What is Dog Training?
Training consists of (1) teaching your dog commands and (2) re-teaching him new behaviors to replace bad habits. In essence, training is creating habits in your dog. Going outdoors to relieve themselves, sitting on command, heeling next to you on a leash, stealing food from the counters, jumping on people; they are all habits.
There are three very important phases to training dogs: (A) The Teaching Phase; (B) the Correction Phase and (C) The proofing phase.
The Teaching Phase:
This phase consists of creating the association between a command and an action on the dog’s part. This phase is sometimes taught by you, the owner, because the completion of the action on the dog’s part elicits some type of reward; i.e. either a toy, praise, treat or all three. For example, you give the command Sit and raise a treat above your dog’s head, he sits because he is ‘following’ the treat and you praise him and reward him with the treat for doing so. After some repetition, the dog understands that when he is commanded to Sit, he will receive a treat or reward of some type once he places his ‘rump’ on the ground.
In order to have success in this phase must acknowledge his correct response to your command with praise and a reward of some type, food or ball or toys. Your dog’s reward should be his most favorite thing.
This phase can also be self-taught by the dog for a bad habit. For example; the dog smells food, he jumps on the kitchen counter and steals the food on the counter. In essence, the dog just taught himself that if he jumps on the counter he can self-reward himself for jumping by stealing food.
The amount of time it will take you to complete this phase depends upon the command being taught, the amount of time that you have to teach this command and the intelligence of your dog. Each command you teach will go through a Teaching Phase. My recommendation is that the Teaching Phase is done in a place that has minimal distractions so your dog can focus on your command and learn what he should be doing.
The Correction Phase:
Before entering this phase in dog training, it is very important that you, as the handler and owner, are 100% certain that the dog understands what you want of him and that your dog is deciding that his response to the command is not important. If your dog is unsure of the command or what you want from him, then you need to spend more time in the Teaching Phase. When you are in this phase the reward is given intermittently and the dog does not see the reward.
Sometimes the reward is just not enticing enough to a dog to respond to a command or the dog believes that his choice of misbehavior outweighs the reward in which you will give him. It is during this phase that you are teaching your dog that his response to obedience commands is not optional.
When your dog misbehaves or is disobedient, you must immediately reprimand him verbally and with some type of compulsion if necessary. The correction should immediately stop the disobedience. If your dog returns to this behavior, then your correction was not meaningful enough. If a verbal correction is enough and your dog does not return to the disobedient behavior, then there is no reason to physically correct; but if your dog does return to being disobedient you didn’t make a big enough impression on him.
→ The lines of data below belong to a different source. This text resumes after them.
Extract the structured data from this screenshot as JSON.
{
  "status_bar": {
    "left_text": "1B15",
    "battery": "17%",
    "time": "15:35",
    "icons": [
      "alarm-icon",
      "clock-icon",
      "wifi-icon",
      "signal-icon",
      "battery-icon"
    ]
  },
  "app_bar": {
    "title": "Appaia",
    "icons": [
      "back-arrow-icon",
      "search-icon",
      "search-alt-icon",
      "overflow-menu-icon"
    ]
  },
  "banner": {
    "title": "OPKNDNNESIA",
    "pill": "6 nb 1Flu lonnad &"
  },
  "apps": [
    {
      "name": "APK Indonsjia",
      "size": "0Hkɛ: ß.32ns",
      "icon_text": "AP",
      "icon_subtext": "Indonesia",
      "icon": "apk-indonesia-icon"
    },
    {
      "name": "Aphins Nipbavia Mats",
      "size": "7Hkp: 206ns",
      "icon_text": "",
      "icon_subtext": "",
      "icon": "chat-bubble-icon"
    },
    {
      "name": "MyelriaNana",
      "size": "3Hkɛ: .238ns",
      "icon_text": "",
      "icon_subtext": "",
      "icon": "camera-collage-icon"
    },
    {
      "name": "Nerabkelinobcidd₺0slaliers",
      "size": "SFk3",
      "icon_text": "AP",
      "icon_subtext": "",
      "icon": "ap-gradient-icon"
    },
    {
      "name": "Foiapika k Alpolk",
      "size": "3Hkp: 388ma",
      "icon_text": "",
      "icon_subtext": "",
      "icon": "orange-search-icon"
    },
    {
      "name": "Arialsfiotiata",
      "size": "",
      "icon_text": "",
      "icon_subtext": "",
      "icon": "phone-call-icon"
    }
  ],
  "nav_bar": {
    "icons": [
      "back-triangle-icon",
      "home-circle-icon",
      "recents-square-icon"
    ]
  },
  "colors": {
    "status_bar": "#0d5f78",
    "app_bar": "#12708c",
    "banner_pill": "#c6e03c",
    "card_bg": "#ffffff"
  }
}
It doesn’t matter what method of compulsion you use as long as your dog responds, respects and learns from the correction.
You know you are ready to move on to the next phase when you are training with your dog and he always responds quickly and without a correction to a command; only using verbal praise and without a physical reward. If you are still correcting your dog through most of your training session, you are not ready for distractions.
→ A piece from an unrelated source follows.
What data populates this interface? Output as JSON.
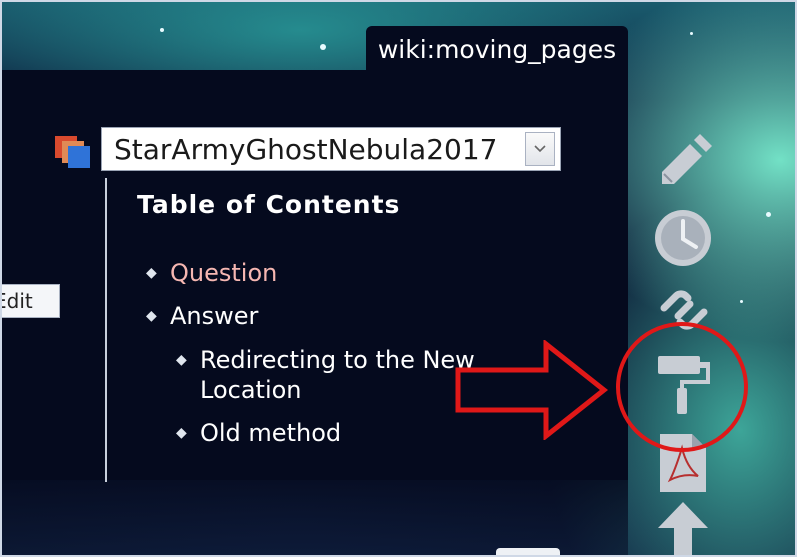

The Proofing Phase:
It is during this phase that you will be using distractions and new environments to teach your dog that training is a way of life not something that is done at a certain place or at a certain time. In the Teaching Phase you taught your dog in an area with minimal distractions, now that you are 100% certain that your dog understands the command you begin to add distractions; slowly add distractions. Some dogs have problems in new areas without distractions. That is because the NEW AREA IS A DISTRACTION. If that is the case, take baby steps in that new area and then once the dog is proficient in that area with distractions, off to another new area but again take baby steps. You want to train in areas that are populated by people and other animals. Sometimes, it only takes one dog at a distance to distract your dog, you must know what is going to be distracting to your dog and how close in proximity you can get to the distraction before your dog completely loses control. Sometimes it is just adding another person on a walk that will distract your dog from the Heel command. If that is the case, don’t go to the park where you will not only have the distraction of the person walking with you but also children, other dogs, bicycles, wildlife, etc.
It is important that you take ample time in moving from each phase so your dog completely understands what it is that you want from him. If your dog is confused, this will lead to mistakes not disobedience to commands. Don’t be afraid to take a step back in training to convince yourself that your dog understands what you want from him and/or to move slowly from step to step to ensure your dog’s success. The goal is to keep the training fun and positive; if your dog is at all confused training then ceases to be fun and instead becomes riddled with stress.